Acas will also publish more detailed non-statutory guidance to accompany the Code, which will include template letters that may be used by employers when initiating settlement agreement discussions, as well as a model settlement agreement with accompanying notes. Use of the template letters and model settlement agreement will not be compulsory.
It remains to be seen whether employers will make use of the new rule, given that there are likely to be a number of drawbacks, including:
- If employers do not handle settlement offers in the right way (i.e. they do not follow the new Code) they will still be at risk of an employee resigning and claiming constructive dismissal (although he would still need to show that there had been “improper conduct” for the evidence relating to the settlement offer to be admissible in Tribunal), or of the without prejudice rule being used against them.
- As this new rule will only apply to unfair dismissal claims, there will be nothing to stop an employee referring to such an offer of settlement in the context of a discrimination or breach of contract claim.

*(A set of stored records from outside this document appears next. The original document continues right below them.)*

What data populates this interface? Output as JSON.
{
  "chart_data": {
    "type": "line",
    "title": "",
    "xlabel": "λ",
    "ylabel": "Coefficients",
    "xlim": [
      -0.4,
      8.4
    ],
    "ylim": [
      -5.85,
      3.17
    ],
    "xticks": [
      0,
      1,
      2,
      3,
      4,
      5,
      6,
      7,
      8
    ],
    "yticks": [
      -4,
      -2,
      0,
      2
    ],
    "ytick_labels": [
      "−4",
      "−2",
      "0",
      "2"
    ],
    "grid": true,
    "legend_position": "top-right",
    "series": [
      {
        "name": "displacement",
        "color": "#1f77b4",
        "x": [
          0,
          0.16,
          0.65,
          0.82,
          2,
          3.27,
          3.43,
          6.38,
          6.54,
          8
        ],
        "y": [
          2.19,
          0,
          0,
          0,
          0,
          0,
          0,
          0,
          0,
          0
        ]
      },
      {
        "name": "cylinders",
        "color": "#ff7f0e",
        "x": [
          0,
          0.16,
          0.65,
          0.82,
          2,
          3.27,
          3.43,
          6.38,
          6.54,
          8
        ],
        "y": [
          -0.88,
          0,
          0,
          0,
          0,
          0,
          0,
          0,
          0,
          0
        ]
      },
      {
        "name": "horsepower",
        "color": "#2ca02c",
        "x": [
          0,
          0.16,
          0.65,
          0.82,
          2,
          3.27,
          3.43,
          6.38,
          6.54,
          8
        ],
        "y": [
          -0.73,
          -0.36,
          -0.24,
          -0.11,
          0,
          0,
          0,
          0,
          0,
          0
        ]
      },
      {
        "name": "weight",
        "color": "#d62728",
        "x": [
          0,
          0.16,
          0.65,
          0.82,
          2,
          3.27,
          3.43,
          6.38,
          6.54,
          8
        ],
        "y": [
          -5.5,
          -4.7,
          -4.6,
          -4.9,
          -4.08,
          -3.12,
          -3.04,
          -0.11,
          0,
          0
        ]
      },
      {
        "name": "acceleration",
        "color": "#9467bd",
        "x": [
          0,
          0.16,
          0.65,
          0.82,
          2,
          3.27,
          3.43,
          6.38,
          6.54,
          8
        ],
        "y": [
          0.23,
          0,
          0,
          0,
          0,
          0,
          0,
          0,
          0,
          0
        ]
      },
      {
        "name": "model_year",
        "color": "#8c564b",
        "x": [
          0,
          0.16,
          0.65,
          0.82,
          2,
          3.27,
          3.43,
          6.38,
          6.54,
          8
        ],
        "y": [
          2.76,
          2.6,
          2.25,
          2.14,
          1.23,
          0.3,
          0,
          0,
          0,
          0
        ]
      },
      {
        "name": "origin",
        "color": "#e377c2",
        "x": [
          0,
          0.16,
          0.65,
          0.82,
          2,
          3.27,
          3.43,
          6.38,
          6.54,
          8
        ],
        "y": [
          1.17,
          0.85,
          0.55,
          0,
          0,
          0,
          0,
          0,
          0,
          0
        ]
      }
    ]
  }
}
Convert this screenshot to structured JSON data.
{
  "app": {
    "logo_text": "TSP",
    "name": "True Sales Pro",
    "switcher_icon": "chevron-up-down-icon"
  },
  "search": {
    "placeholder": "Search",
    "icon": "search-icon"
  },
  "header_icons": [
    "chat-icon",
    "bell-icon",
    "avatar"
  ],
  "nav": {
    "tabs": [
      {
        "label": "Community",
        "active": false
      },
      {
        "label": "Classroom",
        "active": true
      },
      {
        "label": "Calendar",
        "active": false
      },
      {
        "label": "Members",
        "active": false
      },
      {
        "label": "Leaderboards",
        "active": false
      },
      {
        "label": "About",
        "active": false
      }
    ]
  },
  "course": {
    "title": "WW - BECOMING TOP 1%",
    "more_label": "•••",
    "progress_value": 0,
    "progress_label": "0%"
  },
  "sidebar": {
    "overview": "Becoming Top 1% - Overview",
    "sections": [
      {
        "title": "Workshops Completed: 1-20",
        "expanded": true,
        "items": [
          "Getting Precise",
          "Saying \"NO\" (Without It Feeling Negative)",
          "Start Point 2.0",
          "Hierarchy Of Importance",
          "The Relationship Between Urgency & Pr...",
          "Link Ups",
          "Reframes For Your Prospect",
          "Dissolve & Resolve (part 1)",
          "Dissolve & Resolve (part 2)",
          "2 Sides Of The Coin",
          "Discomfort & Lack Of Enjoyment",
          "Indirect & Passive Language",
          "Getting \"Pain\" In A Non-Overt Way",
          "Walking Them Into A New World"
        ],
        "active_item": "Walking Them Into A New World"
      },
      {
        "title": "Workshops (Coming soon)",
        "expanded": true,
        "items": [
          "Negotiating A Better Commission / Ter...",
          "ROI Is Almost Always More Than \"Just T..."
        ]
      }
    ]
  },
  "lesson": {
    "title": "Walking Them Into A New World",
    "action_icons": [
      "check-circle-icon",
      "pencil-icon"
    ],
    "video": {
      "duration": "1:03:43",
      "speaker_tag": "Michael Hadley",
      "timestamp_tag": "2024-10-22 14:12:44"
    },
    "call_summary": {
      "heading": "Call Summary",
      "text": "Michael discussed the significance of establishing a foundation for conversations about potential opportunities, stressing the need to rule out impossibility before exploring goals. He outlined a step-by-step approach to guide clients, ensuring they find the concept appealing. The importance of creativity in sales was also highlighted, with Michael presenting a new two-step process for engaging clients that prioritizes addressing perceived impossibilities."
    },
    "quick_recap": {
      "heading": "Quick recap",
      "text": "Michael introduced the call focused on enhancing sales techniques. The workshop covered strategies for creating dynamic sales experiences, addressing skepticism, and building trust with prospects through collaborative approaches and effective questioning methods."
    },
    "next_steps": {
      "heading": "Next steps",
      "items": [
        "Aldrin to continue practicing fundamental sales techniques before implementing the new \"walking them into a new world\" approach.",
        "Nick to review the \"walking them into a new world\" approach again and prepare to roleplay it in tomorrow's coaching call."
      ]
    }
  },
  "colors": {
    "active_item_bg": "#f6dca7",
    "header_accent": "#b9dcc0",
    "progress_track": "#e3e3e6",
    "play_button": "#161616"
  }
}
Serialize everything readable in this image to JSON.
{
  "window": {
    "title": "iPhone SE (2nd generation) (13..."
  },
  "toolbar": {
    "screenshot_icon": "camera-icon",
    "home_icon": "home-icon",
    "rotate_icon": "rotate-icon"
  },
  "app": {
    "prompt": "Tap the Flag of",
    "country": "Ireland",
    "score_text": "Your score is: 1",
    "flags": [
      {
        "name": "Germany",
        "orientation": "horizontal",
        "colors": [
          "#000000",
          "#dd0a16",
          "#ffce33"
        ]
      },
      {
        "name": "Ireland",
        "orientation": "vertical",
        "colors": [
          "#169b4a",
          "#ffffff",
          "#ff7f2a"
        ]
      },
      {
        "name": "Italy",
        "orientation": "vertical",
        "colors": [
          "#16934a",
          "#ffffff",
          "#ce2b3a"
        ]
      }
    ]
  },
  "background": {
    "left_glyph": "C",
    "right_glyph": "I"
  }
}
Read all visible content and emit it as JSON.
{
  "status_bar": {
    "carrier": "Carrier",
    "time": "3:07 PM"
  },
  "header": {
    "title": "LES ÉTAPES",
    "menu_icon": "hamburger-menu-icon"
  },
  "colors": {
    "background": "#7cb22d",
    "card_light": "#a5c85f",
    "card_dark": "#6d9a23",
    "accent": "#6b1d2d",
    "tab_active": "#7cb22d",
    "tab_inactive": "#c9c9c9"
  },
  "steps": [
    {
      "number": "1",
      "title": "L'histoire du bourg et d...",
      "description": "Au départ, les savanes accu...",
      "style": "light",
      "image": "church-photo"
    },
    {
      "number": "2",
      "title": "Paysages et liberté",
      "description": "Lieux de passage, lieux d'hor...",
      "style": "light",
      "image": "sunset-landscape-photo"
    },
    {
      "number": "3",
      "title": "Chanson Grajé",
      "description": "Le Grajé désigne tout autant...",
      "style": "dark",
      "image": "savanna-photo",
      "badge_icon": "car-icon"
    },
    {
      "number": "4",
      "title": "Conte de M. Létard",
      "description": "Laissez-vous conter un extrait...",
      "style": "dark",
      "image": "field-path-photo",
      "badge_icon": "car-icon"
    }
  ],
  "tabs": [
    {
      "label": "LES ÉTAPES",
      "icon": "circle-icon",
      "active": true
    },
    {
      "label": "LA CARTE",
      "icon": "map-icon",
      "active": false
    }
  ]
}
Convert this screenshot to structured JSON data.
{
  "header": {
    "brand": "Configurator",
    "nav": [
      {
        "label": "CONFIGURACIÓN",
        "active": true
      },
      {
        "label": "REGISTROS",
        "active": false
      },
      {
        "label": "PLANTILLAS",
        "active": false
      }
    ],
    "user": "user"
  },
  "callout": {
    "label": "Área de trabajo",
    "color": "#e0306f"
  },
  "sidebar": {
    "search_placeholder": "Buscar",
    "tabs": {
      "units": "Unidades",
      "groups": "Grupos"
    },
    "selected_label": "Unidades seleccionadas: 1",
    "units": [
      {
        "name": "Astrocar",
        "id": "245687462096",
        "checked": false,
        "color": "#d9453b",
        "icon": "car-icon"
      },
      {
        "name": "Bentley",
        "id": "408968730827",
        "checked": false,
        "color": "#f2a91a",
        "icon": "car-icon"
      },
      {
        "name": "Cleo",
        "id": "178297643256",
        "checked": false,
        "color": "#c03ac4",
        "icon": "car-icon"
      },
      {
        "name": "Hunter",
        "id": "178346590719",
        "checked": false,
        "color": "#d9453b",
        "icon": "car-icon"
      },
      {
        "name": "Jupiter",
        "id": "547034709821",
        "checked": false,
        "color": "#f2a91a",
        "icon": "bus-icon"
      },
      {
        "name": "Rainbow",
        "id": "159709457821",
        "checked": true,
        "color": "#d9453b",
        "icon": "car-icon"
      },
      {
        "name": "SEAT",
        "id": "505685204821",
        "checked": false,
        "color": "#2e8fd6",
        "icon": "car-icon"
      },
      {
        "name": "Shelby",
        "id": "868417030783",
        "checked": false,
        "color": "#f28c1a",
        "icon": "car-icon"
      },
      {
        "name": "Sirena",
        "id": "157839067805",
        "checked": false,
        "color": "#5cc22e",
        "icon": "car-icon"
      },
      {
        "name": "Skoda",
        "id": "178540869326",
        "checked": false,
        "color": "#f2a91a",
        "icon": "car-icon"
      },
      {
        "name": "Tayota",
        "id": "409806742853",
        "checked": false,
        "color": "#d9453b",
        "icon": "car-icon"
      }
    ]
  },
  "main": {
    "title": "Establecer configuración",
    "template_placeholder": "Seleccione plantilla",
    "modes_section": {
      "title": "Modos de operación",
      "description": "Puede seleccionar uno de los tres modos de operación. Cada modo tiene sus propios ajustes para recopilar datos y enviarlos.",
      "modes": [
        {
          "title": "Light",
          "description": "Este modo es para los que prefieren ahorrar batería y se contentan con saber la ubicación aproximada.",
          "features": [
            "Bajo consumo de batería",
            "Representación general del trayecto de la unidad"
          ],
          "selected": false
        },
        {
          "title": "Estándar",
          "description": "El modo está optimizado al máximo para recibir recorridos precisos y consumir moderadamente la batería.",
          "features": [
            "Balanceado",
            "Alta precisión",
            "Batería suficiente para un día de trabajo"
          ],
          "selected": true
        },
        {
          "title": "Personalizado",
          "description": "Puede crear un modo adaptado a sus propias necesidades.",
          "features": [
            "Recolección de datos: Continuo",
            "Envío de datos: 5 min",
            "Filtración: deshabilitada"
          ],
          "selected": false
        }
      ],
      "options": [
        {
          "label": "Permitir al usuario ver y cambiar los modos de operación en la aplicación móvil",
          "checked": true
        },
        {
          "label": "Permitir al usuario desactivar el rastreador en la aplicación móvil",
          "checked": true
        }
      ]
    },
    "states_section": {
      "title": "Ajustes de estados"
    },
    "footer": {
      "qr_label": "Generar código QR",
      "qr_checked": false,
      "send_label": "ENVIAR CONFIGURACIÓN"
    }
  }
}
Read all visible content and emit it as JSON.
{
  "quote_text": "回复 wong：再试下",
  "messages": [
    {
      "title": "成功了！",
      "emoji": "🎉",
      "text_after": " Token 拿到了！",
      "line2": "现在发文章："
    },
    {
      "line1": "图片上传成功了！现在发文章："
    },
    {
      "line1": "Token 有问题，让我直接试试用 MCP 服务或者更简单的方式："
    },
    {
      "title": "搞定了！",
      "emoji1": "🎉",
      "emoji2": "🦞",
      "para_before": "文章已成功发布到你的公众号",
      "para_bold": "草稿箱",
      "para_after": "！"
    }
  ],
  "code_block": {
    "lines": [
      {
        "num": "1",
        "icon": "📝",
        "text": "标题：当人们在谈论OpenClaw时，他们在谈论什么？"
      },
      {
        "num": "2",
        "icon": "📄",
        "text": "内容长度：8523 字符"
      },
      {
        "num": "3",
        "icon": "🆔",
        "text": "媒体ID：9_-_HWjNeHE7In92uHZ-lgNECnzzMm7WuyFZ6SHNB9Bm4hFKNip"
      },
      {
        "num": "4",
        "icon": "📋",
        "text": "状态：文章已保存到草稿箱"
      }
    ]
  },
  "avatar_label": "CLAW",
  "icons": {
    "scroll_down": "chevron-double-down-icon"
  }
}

So, if an employee resigns and brings claims of unfair dismissal, breach of contract and disability discrimination he would potentially be able to refer to any settlement offer in respect of the last two claims, but not in his unfair dismissal claim.
- The concept of "improper behaviour" has the potential to be a legislative minefield with satellite litigation around whether either of the parties' behaviour was improper before even the merits of the case are considered.
Because of the issues identified above and the limited scope of the new rule (i.e. it only applies to unfair dismissal claims), in practice it is still probably going to be safer for employers to have taken some steps to performance manage/discipline the employee using "open" conversations and then seek to rely on the without prejudice rule if necessary should they wish to have a conversation about the employee leaving.